Objective: The article describes the methodological approach to, and results of an evaluation of a comprehensive electronic health record (EHR) in the shake down phase, shortly after its implementation at a regional hospital in Denmark. Design: A formative evaluation based on a mixed-methods case study, designed to be interactive and concurrent was conducted at two hospital departments based on the updated DeLone and McLean framework for evaluating information systems success. Methods: To ascertain user assessments of the EHR, we distributed a questionnaire two months after implementation to four groups of staff (physicians, nurses, medical secretaries, and physiotherapists; n=244), and at the same time we conducted thirteen individual, semi-structured interviews with representatives from these four groups. Subsequently, seven follow-up focus group interviews were conducted with the four above-mentioned groups, in order to go deeper into specific user assessments. Simultaneously, focus group interviews with two IT departments and the implementation team were conducted, to gain insight into system provider assessments of the implementation process and the EHR. Before, during, and after implementation, 88 hours of ethnographic observation were carried out, to give the researchers an understanding of the daily routine of staff, and their use of health records. Finally, daily system performance data were obtained, to gather factual information on system response and downtime. Results:Overall, staff had positive experiences with the EHR and its operational reliability, response time, login and support. Performance was acceptable. Medical secretaries found the use of the patient administration module cumbersome, and physicians found the establishment of the overview of professionally-relevant data challenging. There were demands for improvements to these and other functionalities, and for the EHR to be integrated with other systems and databases. Limitations: Evaluations immediately following implementation are inherently difficult, but was required because a key role was to inform decision-making upon enrollment at other hospitals and systematically identify barriers in this respect. The strength of the evaluation is the mixed-methods approach. Further, the evaluation was based on assessments from staff in two departments that comprise around 50 percent of hospital staff. A weakness may be that staff assessment plays a major role in interviews and survey. These though are supplemented by performance data and observation. Also, the evaluation primarily reports upon the dimension ‘user satisfaction’, since use of the EHR is mandatory. Finally, generalizability may be low, since the evaluation was not based on a validated survey. All in all, however, the evaluation proposes an evaluation design in constrained circumstances. Conclusions:Despite inherent limitations, evaluation of a comprehensive EHR shortly after implementation may be necessary, can be conducted, and may inform political decision making. The updated DeLone and McLean framework was constructive in the overall design of the evaluation of the EHR implementation, and allowed the model to be adapted to the health care domain by being methodological flexible. The mixed-methods case study produced valid and reliable results, and was accepted by staff, system providers, and political decision makers. The successful implementation may be attributed to the configurability of the EHR and to factors such as an experienced, competent implementation organization at the hospital, upgraded soft- and hardware, and a high degree of user involvement.

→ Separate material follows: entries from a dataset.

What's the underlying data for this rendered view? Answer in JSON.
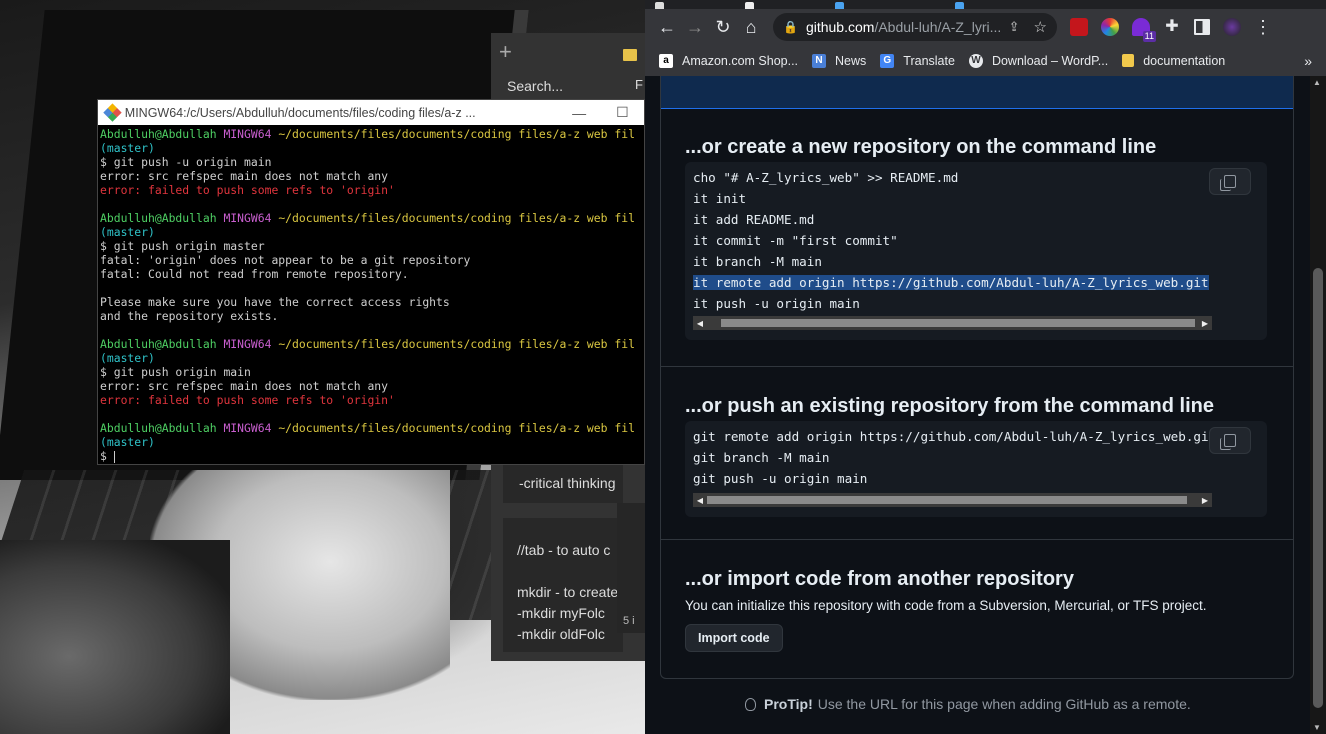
{
  "notes_app": {
    "search_placeholder": "Search...",
    "f_label": "F",
    "note1": "-critical thinking",
    "note2_lines": [
      "//tab - to auto c",
      "",
      "mkdir - to create",
      "   -mkdir myFolc",
      "   -mkdir oldFolc"
    ],
    "side_num": "5 i"
  },
  "terminal": {
    "title": "MINGW64:/c/Users/Abdulluh/documents/files/coding files/a-z ...",
    "prompt_user": "Abdulluh@Abdullah",
    "prompt_shell": "MINGW64",
    "prompt_path": "~/documents/files/documents/coding files/a-z web fil",
    "prompt_branch": "(master)",
    "cmd1": "$ git push -u origin main",
    "out1": "error: src refspec main does not match any",
    "err1": "error: failed to push some refs to 'origin'",
    "cmd2": "$ git push origin master",
    "out2a": "fatal: 'origin' does not appear to be a git repository",
    "out2b": "fatal: Could not read from remote repository.",
    "out2c": "Please make sure you have the correct access rights",
    "out2d": "and the repository exists.",
    "cmd3": "$ git push origin main",
    "out3": "error: src refspec main does not match any",
    "err3": "error: failed to push some refs to 'origin'",
    "cmd4": "$ "
  },
  "browser": {
    "url_host": "github.com",
    "url_path": "/Abdul-luh/A-Z_lyri...",
    "ext_badge": "11",
    "bookmarks": [
      {
        "label": "Amazon.com Shop...",
        "icon": "amazon-icon"
      },
      {
        "label": "News",
        "icon": "news-icon"
      },
      {
        "label": "Translate",
        "icon": "translate-icon"
      },
      {
        "label": "Download – WordP...",
        "icon": "wordpress-icon"
      },
      {
        "label": "documentation",
        "icon": "folder-icon"
      }
    ],
    "more": "»"
  },
  "github": {
    "new_repo_heading": "...or create a new repository on the command line",
    "new_repo_code": [
      "cho \"# A-Z_lyrics_web\" >> README.md",
      "it init",
      "it add README.md",
      "it commit -m \"first commit\"",
      "it branch -M main",
      "it remote add origin https://github.com/Abdul-luh/A-Z_lyrics_web.git",
      "it push -u origin main"
    ],
    "push_heading": "...or push an existing repository from the command line",
    "push_code": [
      "git remote add origin https://github.com/Abdul-luh/A-Z_lyrics_web.gi",
      "git branch -M main",
      "git push -u origin main"
    ],
    "import_heading": "...or import code from another repository",
    "import_desc": "You can initialize this repository with code from a Subversion, Mercurial, or TFS project.",
    "import_button": "Import code",
    "protip_label": "ProTip!",
    "protip_text": "Use the URL for this page when adding GitHub as a remote."
  }
}
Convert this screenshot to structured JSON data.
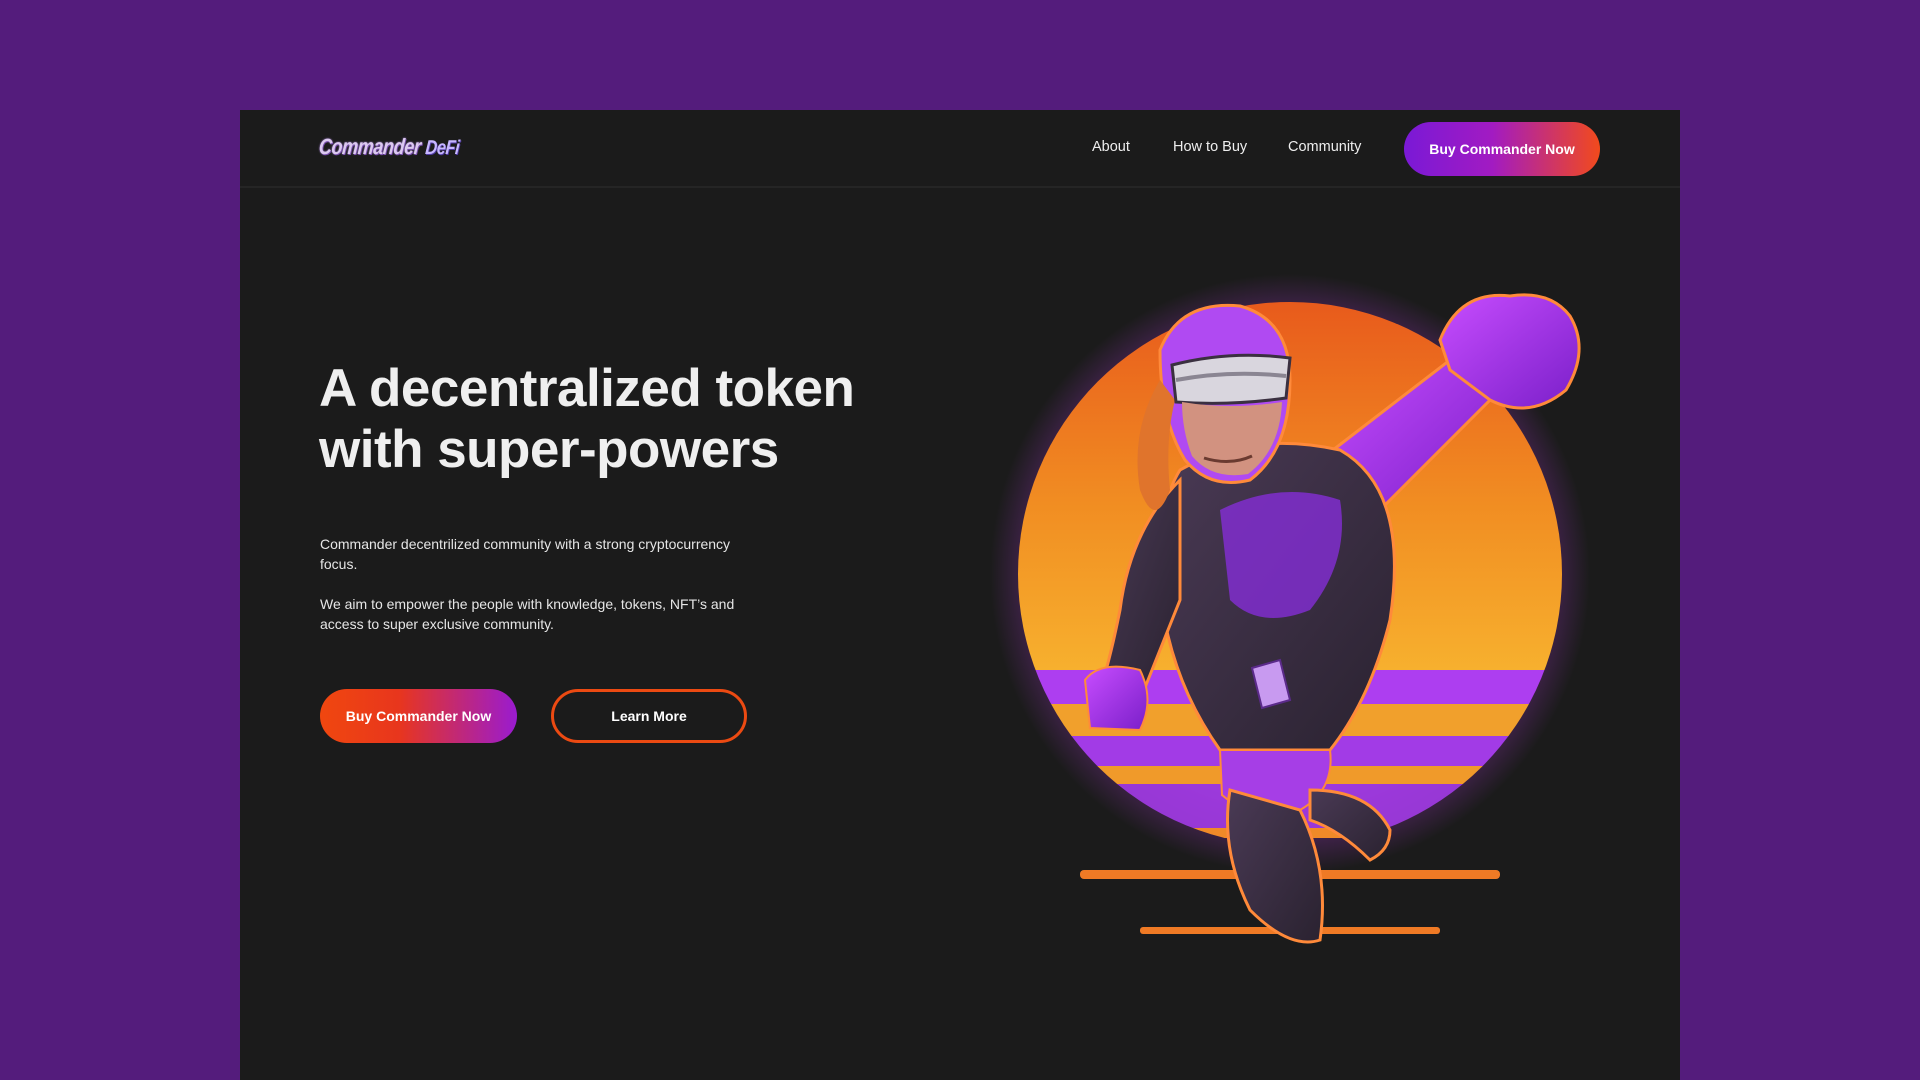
{
  "brand": {
    "logo_part1": "Commander",
    "logo_part2": "DeFi"
  },
  "nav": {
    "links": [
      {
        "label": "About"
      },
      {
        "label": "How to Buy"
      },
      {
        "label": "Community"
      }
    ],
    "cta_label": "Buy Commander Now"
  },
  "hero": {
    "headline_line1": "A decentralized token",
    "headline_line2": "with super-powers",
    "paragraph1": "Commander decentrilized community with a strong cryptocurrency focus.",
    "paragraph2": "We aim to empower the people with knowledge,  tokens, NFT’s and access to super exclusive community.",
    "primary_button": "Buy Commander Now",
    "secondary_button": "Learn More"
  },
  "colors": {
    "page_background": "#541c7c",
    "panel_background": "#1b1b1b",
    "accent_purple": "#8a1bd6",
    "accent_orange": "#f0470f"
  }
}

International Journal of Medical Informatics, 2013, Vol 82, Issue 10, p. 940-953
Case Study; comprehensive electronic health record; DeLone & McLean success model; Evaluation; Electronic Health Records; Hospitals; mixed-methods; shake down phase; case studie; electronic health record; DeLone & Mclean; evaluation; health care; mixed methods